▶ _Supplied data_
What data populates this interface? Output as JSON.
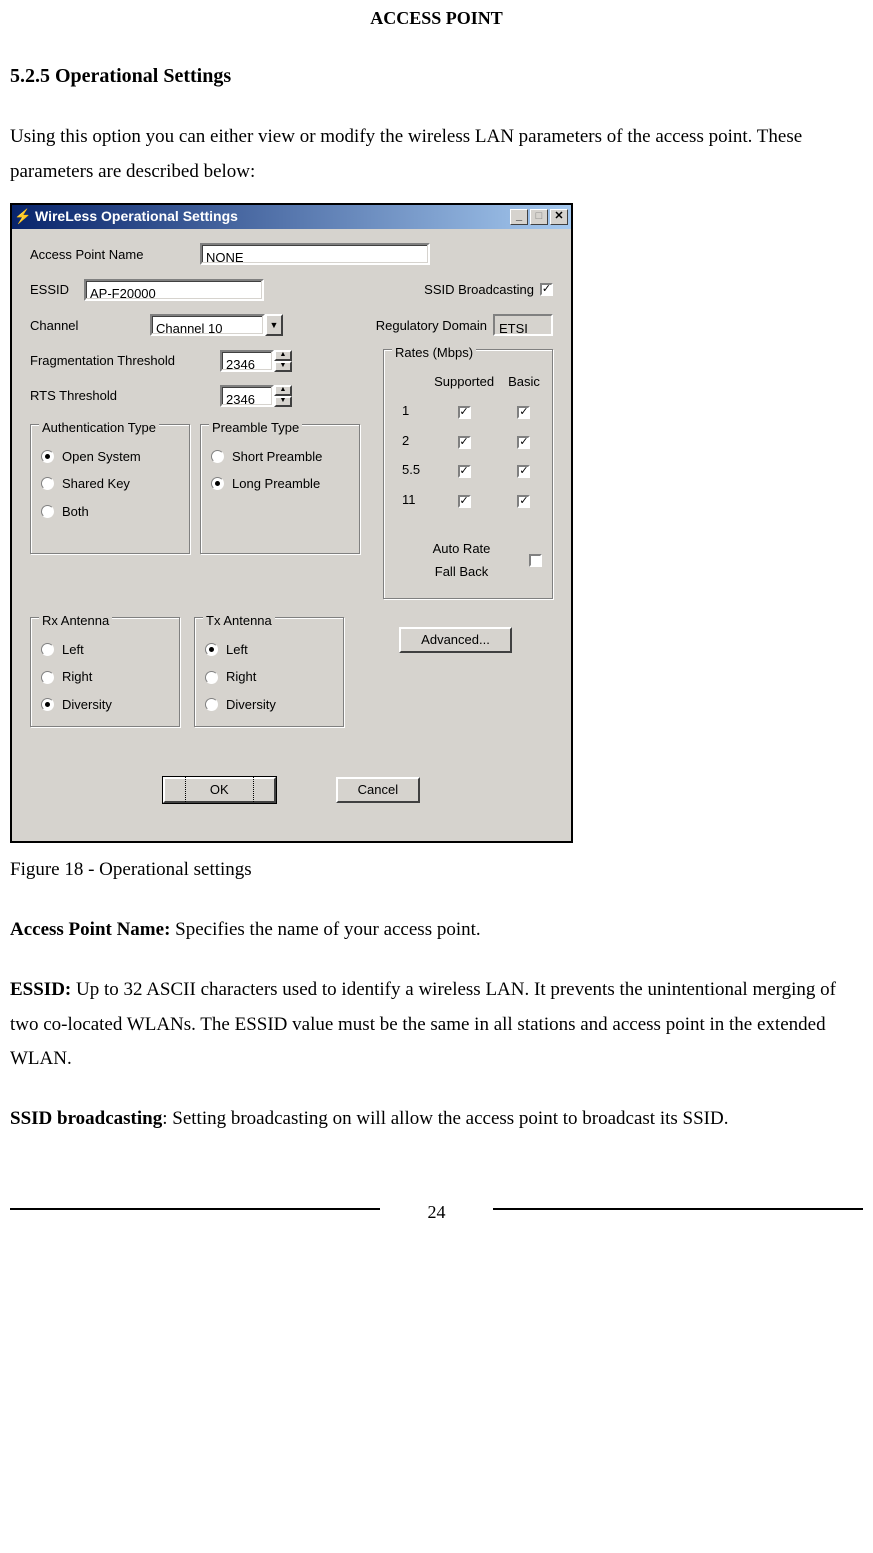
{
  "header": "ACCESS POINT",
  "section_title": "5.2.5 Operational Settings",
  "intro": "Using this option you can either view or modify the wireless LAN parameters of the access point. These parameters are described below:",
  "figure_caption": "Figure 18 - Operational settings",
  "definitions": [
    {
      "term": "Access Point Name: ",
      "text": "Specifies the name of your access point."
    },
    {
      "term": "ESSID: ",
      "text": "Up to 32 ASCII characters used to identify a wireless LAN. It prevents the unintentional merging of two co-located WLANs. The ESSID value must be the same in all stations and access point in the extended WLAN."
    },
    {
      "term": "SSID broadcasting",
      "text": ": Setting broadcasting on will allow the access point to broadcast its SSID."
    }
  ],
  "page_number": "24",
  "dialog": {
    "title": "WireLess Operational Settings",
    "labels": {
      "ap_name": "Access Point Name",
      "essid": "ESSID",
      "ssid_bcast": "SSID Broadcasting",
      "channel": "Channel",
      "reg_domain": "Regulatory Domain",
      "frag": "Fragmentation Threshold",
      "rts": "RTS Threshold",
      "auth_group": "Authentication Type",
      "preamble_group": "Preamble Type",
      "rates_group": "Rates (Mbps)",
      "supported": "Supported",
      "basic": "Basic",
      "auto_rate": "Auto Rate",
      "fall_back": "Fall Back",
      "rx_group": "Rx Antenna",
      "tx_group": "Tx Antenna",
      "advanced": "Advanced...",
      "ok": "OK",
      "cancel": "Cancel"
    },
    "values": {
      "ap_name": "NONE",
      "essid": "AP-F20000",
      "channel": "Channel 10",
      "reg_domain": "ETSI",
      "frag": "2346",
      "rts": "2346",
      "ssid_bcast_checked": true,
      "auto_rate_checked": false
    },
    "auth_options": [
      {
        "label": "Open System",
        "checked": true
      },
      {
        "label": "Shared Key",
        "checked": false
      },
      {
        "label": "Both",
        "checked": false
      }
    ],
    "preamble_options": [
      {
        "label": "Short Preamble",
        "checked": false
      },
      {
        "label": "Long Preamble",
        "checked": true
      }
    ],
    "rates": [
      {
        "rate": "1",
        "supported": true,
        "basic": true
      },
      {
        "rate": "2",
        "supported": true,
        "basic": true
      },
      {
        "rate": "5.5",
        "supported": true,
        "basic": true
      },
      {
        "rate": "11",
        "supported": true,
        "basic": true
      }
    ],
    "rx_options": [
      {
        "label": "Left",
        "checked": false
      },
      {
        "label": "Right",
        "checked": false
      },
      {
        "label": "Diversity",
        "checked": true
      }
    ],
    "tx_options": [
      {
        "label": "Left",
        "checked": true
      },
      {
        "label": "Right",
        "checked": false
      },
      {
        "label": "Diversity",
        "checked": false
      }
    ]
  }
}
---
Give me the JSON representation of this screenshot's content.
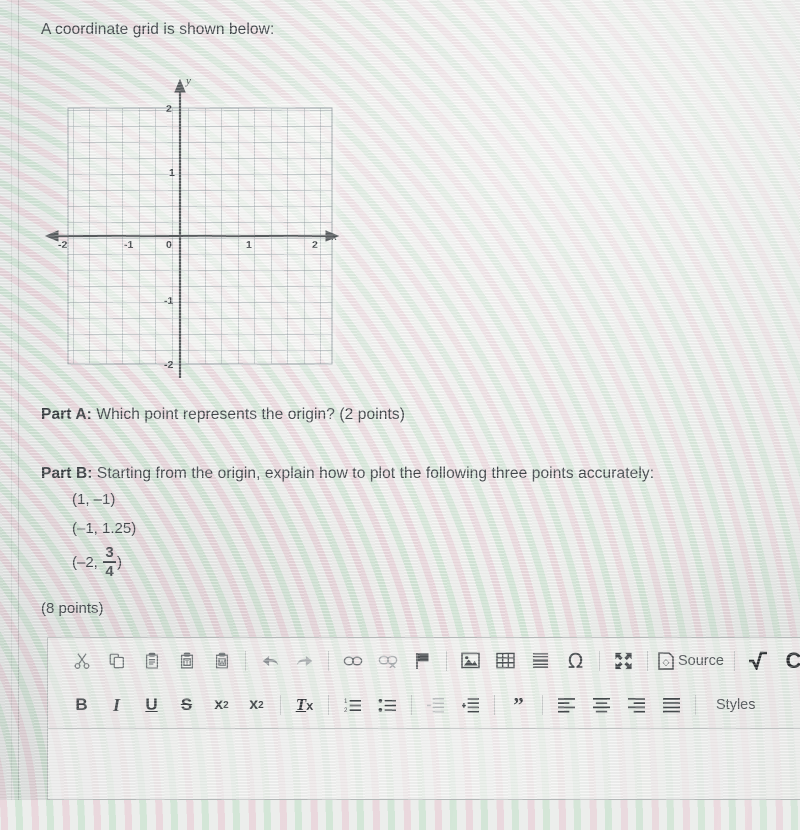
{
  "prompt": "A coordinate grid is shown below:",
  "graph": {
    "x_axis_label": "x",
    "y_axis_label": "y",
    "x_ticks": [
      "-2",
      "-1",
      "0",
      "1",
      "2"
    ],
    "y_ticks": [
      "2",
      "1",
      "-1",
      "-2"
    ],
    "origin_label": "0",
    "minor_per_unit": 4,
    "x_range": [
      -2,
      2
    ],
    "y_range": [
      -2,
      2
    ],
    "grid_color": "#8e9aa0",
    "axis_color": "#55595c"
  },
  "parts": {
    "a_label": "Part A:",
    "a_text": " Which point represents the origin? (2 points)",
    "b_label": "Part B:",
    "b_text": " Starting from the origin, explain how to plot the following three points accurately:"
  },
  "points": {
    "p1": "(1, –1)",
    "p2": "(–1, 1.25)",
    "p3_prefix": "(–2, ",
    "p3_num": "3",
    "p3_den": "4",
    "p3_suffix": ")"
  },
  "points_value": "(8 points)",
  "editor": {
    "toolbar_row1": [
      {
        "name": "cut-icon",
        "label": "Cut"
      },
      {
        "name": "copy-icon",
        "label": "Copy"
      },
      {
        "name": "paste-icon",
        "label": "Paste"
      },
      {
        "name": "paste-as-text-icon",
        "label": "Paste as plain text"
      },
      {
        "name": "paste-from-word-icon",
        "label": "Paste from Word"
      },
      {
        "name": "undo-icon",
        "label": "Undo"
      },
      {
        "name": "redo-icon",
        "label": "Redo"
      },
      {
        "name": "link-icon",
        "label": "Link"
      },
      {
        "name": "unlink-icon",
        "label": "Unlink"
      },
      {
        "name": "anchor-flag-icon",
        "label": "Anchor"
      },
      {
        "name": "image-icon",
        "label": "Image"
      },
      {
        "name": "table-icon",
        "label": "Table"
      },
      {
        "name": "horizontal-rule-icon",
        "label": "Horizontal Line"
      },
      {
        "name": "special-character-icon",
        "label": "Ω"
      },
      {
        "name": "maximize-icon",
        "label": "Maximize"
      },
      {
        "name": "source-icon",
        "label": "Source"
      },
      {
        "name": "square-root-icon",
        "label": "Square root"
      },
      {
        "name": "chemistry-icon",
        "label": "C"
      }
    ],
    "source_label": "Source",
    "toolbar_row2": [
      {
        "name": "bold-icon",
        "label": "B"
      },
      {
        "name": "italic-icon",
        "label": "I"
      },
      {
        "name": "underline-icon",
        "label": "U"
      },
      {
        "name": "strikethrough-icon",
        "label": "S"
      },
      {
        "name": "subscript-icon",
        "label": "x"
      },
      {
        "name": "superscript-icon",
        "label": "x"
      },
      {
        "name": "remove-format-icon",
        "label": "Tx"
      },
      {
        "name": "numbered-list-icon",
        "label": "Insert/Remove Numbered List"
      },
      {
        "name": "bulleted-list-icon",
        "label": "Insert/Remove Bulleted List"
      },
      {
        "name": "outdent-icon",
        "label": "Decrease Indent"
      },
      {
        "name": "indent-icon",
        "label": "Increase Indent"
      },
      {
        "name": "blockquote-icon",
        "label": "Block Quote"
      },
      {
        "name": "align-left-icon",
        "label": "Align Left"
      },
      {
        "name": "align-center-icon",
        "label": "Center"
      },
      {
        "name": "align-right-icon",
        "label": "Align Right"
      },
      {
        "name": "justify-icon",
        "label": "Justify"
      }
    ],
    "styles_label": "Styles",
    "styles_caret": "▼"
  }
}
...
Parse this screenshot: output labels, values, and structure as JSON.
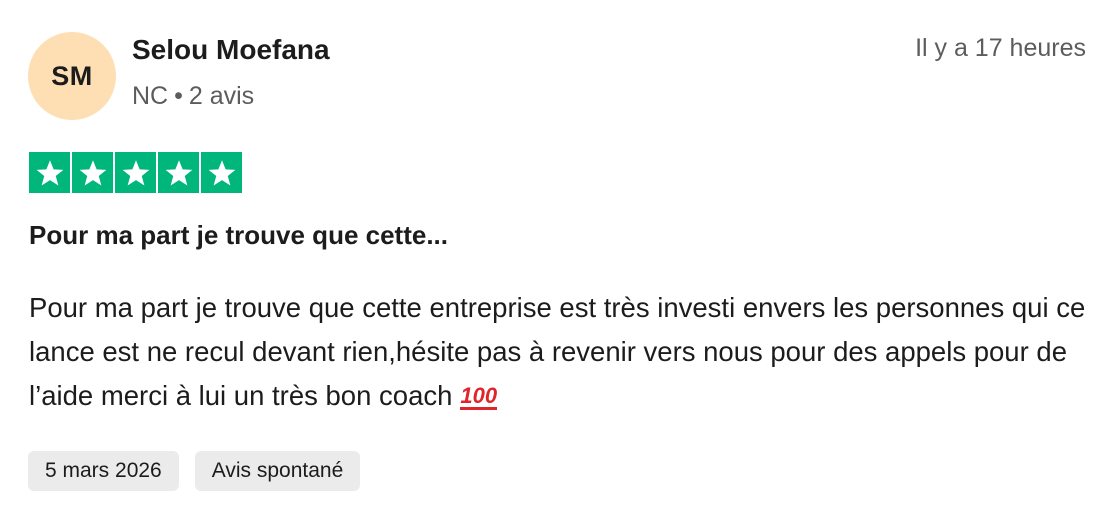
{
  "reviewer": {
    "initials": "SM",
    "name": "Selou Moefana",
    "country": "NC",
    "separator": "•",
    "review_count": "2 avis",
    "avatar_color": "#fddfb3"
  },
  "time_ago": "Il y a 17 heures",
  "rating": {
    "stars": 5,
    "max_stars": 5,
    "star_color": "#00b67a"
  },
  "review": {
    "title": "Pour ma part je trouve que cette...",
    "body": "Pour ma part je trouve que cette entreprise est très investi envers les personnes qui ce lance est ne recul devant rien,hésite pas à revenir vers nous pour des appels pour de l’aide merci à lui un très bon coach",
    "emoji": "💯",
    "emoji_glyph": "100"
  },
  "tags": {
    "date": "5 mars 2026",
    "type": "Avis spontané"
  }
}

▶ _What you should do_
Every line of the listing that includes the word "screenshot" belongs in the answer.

▶ _Your response_
Give me the JSON representation of this screenshot's content.
Parse this screenshot: output labels, values, and structure as JSON.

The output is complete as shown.